Don’t Be a Fanboy!

If heading up the annual F&S Best of the Best bow test has taught me anything it’s this: Brand loyalty … Continued

If heading up the annual F&S Best of the Best bow test has taught me anything it’s this: Brand loyalty is silly. I’m not here to ridicule fanboys. Being over the moon for one brand to the exclusion of all others is understandable, I suppose, if a particular company has exceeded your expectations, and it might even make sense when one company clearly and consistently makes the best product.

But that is simply not the case with bows.

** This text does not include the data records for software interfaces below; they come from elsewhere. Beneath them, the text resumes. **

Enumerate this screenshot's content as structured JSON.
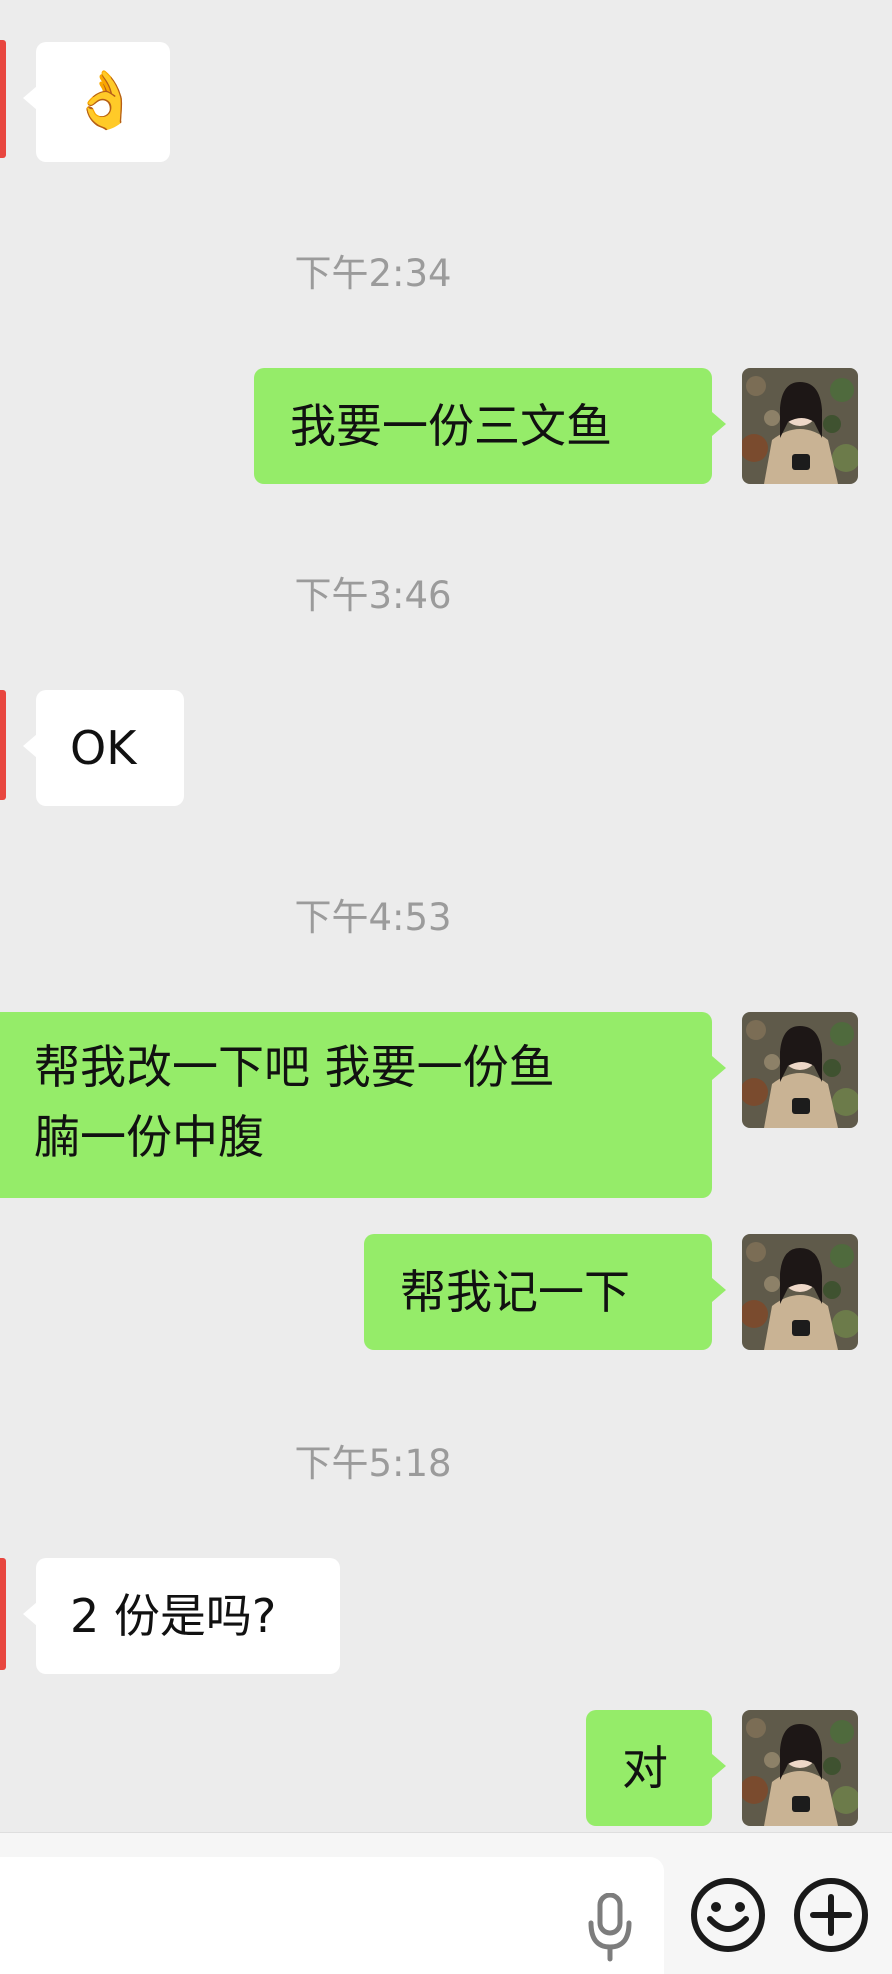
{
  "messages": [
    {
      "side": "in",
      "type": "emoji",
      "text": "👌"
    },
    {
      "type": "time",
      "text": "下午2:34"
    },
    {
      "side": "out",
      "text": "我要一份三文鱼"
    },
    {
      "type": "time",
      "text": "下午3:46"
    },
    {
      "side": "in",
      "text": "OK"
    },
    {
      "type": "time",
      "text": "下午4:53"
    },
    {
      "side": "out",
      "text": "帮我改一下吧 我要一份鱼\n腩一份中腹"
    },
    {
      "side": "out",
      "text": "帮我记一下"
    },
    {
      "type": "time",
      "text": "下午5:18"
    },
    {
      "side": "in",
      "text": "2 份是吗?"
    },
    {
      "side": "out",
      "text": "对"
    }
  ],
  "colors": {
    "background": "#ececec",
    "outgoing_bubble": "#95ec69",
    "incoming_bubble": "#ffffff",
    "avatar_accent": "#e8463f",
    "timestamp": "#9b9b9b"
  },
  "bottom_bar": {
    "icons": [
      "mic-icon",
      "emoji-icon",
      "plus-icon"
    ]
  }
}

There are so many good compounds being made today that giving your loyalty to any one particular company is worse than unreasonable; it doesn’t serve you well.

Take, for example, the bow I’ll be hunting with this fall, the Elite Energy 35. Only a few years ago, I’d never heard of Elite (because they were brand new). But we tested their Hunter model for the 2013 Best of the Best Awards, and the entire team was impressed. The Hunter was such a pleasant bow to shoot that it won runner-up honors, and in this year’s test Elite notched the same finish with the Energy.

Back to me. I was not shooting particularly well this past summer and couldn’t figure out why. Then, for some reason, I remembered the Elite’s rock-solid back wall. I like to feel in complete control of the bow, from the start of the draw to touching off the shot, to shoot my best. So, a concrete-like back wall is important to me.

So I got my hands on and Energy 35, and my shooting improved almost overnight. The bow has other features that I’m sure helped—an easy draw cycle; lack of vibration; and a slim, pleasant grip; and the bow just fits me well. Sure, the Energy is slower than a bunch of others on the market, but I’ll trade a few feet per second for better accuracy any day.

Some of you will think I’m now an Elite fanboy. You’re wrong. The company could build a clunker of a bow next year, and I wouldn’t hesitate for one second to say so. The point here is that searching for the right bow for you—not the newest model from the same brand you or your buddy or your favorite celebrity hunter has always touted—is critically important.

Go to a good pro shop that has a range and a service tech that will let you shoot as many brands as they have. Then go to a different shop and shoot theirs. Shoot your buddy’s bows. Shoot as many bows as you can, any way you can. Then pick the one you shoot the best and enjoy.

And if you’ve haven’t shot an Elite yet, we’re going to give you the chance. I liked their 2014 flagship bow so much, I called them up and asked if they would give you guys a chance to win their brand-new 2015 top model, which will be the prize in this Friday’s buck-scoring contest. So stay tuned.